A total of around 1.42 million people live in
Guinea-Bissau, almost a quarter of them in cities. By
far the largest city is the capital Bissau with around
355,000 residents in the metropolitan area, other cities
are for example Bafat¨¢ (18,000 residents) and Gab¨²
(9,500). According to COUNTRYAAH,
the population density is around 39 residents
per square kilometer.
Several culturally different ethnic groups live in
the country, a total of approx. 25. The largest
population group are the Balante with approx. 30%,
second largest group are the Fulbe (approx. 21%),
followed by the Malinke (14%), Mandyako (13%) and Pepel
(pap¨¦is, 7%). More than half of the residents of
Guinea-Bissau are followers of natural religions,
approx. 45% are Muslims, the rest are Christians. The
official language is Portuguese, a Creole language (a
mixture of Portuguese and African languages) and other
African languages are often used as a common language.
The insufficient supply of food to the population and
the poor health system are reflected in the life
expectancy of only 47 years and the high infant
mortality rate (over 10%). Since the birth rate averages
five children per woman, the population growth is still
a relatively high 3%. Almost 4% of the population are
infected with HIV / AIDS.
School attendance is compulsory for children between
the ages of seven and 13, but literacy is only 42.4%.
About 70% of the population live below the poverty line.
According to the 1999 constitution, Guinea-Bissau is
a democratic presidential republic. The head of state is
the President (Jos¨¦ M¨¢rio Vaz (since June 2014), who is
elected by the people for a term of five years (one-time
re-election). He appoints the Prime Minister (Domingos
Simões Pereira, since July 2014) in consultation with
the party leaders of the Parliament represented parties.
The legislature lies with the National Assembly,
whose 100 deputies are elected by the people for five
Guinea-Bissau is divided into eight regions and a
capital district, the regions in turn in 37 sectors.
Guinea-Bissau is one of the ten poorest countries in
the world and is highly dependent on foreign financial
and development aid. Per capita income is estimated at $
500. Due to the lack of state structures and the
widespread poverty that favors corruption, the country
is increasingly developing into a drug handling center
(especially cocaine) between South America and Europe as
well as the USA and Canada.
The most important area is agriculture, where two
thirds are employed and generate about 60% of GDP. Rice,

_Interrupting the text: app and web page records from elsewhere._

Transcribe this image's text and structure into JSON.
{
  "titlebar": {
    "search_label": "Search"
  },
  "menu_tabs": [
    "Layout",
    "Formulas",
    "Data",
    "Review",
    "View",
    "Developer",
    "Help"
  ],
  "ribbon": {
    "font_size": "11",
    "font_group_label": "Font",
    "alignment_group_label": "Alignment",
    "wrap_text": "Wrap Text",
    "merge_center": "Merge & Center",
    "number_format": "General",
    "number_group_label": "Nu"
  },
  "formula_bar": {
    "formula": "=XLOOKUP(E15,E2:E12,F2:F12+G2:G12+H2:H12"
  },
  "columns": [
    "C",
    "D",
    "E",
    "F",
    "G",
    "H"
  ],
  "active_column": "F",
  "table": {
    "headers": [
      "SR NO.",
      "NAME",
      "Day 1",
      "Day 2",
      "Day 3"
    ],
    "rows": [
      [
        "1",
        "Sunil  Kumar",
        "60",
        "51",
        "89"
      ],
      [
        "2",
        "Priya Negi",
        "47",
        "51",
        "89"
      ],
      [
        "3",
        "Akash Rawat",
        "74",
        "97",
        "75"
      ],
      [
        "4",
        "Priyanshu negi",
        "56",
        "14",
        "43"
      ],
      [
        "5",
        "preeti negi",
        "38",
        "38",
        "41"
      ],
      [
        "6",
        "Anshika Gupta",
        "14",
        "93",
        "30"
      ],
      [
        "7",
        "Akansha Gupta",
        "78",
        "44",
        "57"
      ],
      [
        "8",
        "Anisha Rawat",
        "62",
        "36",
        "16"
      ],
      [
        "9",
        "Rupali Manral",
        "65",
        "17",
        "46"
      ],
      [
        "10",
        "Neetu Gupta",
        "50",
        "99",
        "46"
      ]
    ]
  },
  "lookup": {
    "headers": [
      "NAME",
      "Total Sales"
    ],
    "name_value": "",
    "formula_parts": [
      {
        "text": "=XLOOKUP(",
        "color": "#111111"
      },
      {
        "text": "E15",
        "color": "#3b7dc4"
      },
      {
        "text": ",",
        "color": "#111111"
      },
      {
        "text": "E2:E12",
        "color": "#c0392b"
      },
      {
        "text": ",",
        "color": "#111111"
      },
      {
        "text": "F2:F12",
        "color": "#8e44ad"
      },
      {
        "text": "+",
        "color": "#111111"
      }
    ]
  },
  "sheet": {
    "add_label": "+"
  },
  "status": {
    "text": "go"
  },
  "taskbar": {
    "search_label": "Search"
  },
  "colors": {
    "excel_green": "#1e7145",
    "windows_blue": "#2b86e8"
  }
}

cassava, maize and sugar cane are mainly grown for our
own needs. Cashew nuts, peanuts and palm kernels are
exported. Food must be imported. Fine wood is exported
to a small extent, but the forest stands are mainly used

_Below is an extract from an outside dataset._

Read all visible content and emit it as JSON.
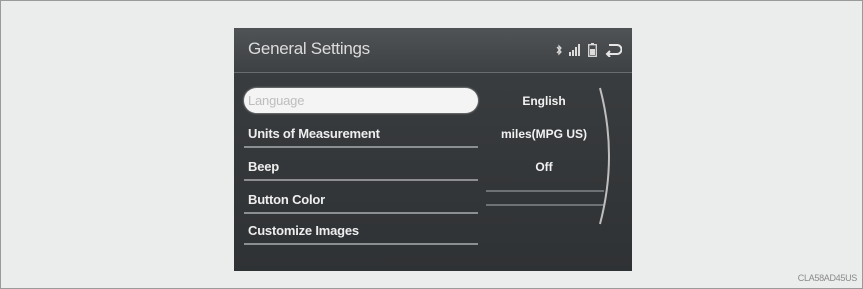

for the extraction of firewood. Fishing is important
both for the provision of food to the population and for
The natural resources in Guinea-Bissau (including
larger deposits of bauxite, zinc, copper, diamonds and
petroleum) were mined primarily by foreign companies.
Offshore oil deposits have been discovered off the
coast. They have not yet been exploited, but could
strengthen Guinea-Bissau's economy in the future.
The most important trading partners for exports
(cashew nuts, fish, shrimp, peanuts, palm kernels and
wood) are India, Thailand and the USA. Senegal is the
most important partner in the import of goods
(especially food, machinery, vehicles, fuels), followed
by Portugal, India and China.
The road network covers around 4,400 km, of which
around 450 km are paved. The numerous rivers are
important connections. There is an international airport
The currency is the CFA franc.